◆ WHAT YOU HAVE TO DO ◆
From the material that follows, please give the number of lines containing the string "bearbeiten", and that number alone.

Top of RECORD EXTRACTS

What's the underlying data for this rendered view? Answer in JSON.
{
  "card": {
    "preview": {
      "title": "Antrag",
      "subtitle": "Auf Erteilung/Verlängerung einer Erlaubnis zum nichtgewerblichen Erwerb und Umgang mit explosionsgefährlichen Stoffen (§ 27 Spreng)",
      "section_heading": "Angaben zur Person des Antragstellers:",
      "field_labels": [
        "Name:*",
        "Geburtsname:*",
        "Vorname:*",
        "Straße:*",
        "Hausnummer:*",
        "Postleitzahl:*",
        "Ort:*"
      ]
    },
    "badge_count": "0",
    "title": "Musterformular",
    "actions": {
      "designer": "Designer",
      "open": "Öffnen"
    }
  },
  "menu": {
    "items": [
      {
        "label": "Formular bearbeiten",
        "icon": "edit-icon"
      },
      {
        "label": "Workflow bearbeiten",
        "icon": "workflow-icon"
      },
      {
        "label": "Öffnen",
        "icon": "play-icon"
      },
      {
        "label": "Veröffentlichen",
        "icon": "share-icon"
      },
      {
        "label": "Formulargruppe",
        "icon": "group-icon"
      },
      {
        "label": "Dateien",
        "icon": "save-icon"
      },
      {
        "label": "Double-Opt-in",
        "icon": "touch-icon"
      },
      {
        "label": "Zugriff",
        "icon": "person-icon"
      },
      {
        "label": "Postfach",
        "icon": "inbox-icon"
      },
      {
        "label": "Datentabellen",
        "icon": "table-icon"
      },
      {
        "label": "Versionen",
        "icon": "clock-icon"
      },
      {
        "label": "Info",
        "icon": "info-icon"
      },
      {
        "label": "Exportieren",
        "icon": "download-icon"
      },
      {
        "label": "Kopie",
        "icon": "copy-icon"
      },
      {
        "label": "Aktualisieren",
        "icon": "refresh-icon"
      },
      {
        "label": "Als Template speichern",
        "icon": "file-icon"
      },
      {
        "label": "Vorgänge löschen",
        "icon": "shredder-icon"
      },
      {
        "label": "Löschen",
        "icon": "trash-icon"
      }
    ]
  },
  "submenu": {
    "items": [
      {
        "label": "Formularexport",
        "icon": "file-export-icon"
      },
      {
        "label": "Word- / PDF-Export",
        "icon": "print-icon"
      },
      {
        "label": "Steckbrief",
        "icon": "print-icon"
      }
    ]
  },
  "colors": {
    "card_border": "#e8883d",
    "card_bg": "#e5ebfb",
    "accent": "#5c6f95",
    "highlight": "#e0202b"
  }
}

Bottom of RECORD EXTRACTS

◆ RESPONSE BOX ◆
2